### Assignment
Print the whole listing, keeping every line exactly as given.

### Material for this task
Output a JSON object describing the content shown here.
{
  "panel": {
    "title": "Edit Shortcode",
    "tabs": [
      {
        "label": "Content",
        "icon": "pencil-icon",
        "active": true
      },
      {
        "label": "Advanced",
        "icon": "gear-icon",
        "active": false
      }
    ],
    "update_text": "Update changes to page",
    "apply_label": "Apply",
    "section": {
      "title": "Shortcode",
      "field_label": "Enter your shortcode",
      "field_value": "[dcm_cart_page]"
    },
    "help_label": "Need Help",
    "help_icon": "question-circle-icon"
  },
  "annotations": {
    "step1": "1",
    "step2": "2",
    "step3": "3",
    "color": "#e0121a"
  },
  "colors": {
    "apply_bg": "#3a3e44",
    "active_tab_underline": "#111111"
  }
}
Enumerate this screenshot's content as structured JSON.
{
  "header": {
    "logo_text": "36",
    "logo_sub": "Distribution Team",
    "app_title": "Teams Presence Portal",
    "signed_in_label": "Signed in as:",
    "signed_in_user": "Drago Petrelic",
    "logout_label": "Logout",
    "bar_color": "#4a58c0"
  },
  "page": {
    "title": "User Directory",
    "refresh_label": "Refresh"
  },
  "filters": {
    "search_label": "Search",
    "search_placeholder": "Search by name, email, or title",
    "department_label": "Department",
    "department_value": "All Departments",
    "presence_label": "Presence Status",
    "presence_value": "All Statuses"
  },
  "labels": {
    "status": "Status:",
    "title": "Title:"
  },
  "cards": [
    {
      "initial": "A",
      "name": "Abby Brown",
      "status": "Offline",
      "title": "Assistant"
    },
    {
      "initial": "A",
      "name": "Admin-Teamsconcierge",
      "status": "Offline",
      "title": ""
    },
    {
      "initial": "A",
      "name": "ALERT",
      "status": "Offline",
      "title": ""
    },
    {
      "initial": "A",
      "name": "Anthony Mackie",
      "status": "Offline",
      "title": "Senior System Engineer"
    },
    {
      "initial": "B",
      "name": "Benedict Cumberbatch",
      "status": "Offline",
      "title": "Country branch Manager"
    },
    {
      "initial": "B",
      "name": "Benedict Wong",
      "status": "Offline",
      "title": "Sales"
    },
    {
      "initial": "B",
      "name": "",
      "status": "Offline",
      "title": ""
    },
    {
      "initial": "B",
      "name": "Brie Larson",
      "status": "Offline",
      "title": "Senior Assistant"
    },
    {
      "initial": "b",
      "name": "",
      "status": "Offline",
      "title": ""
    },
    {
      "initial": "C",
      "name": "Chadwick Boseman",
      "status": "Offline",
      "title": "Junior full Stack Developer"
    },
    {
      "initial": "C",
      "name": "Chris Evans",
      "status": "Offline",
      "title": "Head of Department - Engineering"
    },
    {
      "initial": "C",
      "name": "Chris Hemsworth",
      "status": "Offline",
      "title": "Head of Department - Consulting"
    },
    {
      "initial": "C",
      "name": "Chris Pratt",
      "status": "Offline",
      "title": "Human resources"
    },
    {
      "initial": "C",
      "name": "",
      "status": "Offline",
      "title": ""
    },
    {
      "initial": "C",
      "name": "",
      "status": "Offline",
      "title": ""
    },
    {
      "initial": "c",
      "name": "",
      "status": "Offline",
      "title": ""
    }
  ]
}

### Problem solution
Output a JSON object describing the content shown here.
{
  "panel": {
    "title": "Edit Shortcode",
    "tabs": [
      {
        "label": "Content",
        "icon": "pencil-icon",
        "active": true
      },
      {
        "label": "Advanced",
        "icon": "gear-icon",
        "active": false
      }
    ],
    "update_text": "Update changes to page",
    "apply_label": "Apply",
    "section": {
      "title": "Shortcode",
      "field_label": "Enter your shortcode",
      "field_value": "[dcm_cart_page]"
    },
    "help_label": "Need Help",
    "help_icon": "question-circle-icon"
  },
  "annotations": {
    "step1": "1",
    "step2": "2",
    "step3": "3",
    "color": "#e0121a"
  },
  "colors": {
    "apply_bg": "#3a3e44",
    "active_tab_underline": "#111111"
  }
}
Enumerate this screenshot's content as structured JSON.
{
  "header": {
    "logo_text": "36",
    "logo_sub": "Distribution Team",
    "app_title": "Teams Presence Portal",
    "signed_in_label": "Signed in as:",
    "signed_in_user": "Drago Petrelic",
    "logout_label": "Logout",
    "bar_color": "#4a58c0"
  },
  "page": {
    "title": "User Directory",
    "refresh_label": "Refresh"
  },
  "filters": {
    "search_label": "Search",
    "search_placeholder": "Search by name, email, or title",
    "department_label": "Department",
    "department_value": "All Departments",
    "presence_label": "Presence Status",
    "presence_value": "All Statuses"
  },
  "labels": {
    "status": "Status:",
    "title": "Title:"
  },
  "cards": [
    {
      "initial": "A",
      "name": "Abby Brown",
      "status": "Offline",
      "title": "Assistant"
    },
    {
      "initial": "A",
      "name": "Admin-Teamsconcierge",
      "status": "Offline",
      "title": ""
    },
    {
      "initial": "A",
      "name": "ALERT",
      "status": "Offline",
      "title": ""
    },
    {
      "initial": "A",
      "name": "Anthony Mackie",
      "status": "Offline",
      "title": "Senior System Engineer"
    },
    {
      "initial": "B",
      "name": "Benedict Cumberbatch",
      "status": "Offline",
      "title": "Country branch Manager"
    },
    {
      "initial": "B",
      "name": "Benedict Wong",
      "status": "Offline",
      "title": "Sales"
    },
    {
      "initial": "B",
      "name": "",
      "status": "Offline",
      "title": ""
    },
    {
      "initial": "B",
      "name": "Brie Larson",
      "status": "Offline",
      "title": "Senior Assistant"
    },
    {
      "initial": "b",
      "name": "",
      "status": "Offline",
      "title": ""
    },
    {
      "initial": "C",
      "name": "Chadwick Boseman",
      "status": "Offline",
      "title": "Junior full Stack Developer"
    },
    {
      "initial": "C",
      "name": "Chris Evans",
      "status": "Offline",
      "title": "Head of Department - Engineering"
    },
    {
      "initial": "C",
      "name": "Chris Hemsworth",
      "status": "Offline",
      "title": "Head of Department - Consulting"
    },
    {
      "initial": "C",
      "name": "Chris Pratt",
      "status": "Offline",
      "title": "Human resources"
    },
    {
      "initial": "C",
      "name": "",
      "status": "Offline",
      "title": ""
    },
    {
      "initial": "C",
      "name": "",
      "status": "Offline",
      "title": ""
    },
    {
      "initial": "c",
      "name": "",
      "status": "Offline",
      "title": ""
    }
  ]
}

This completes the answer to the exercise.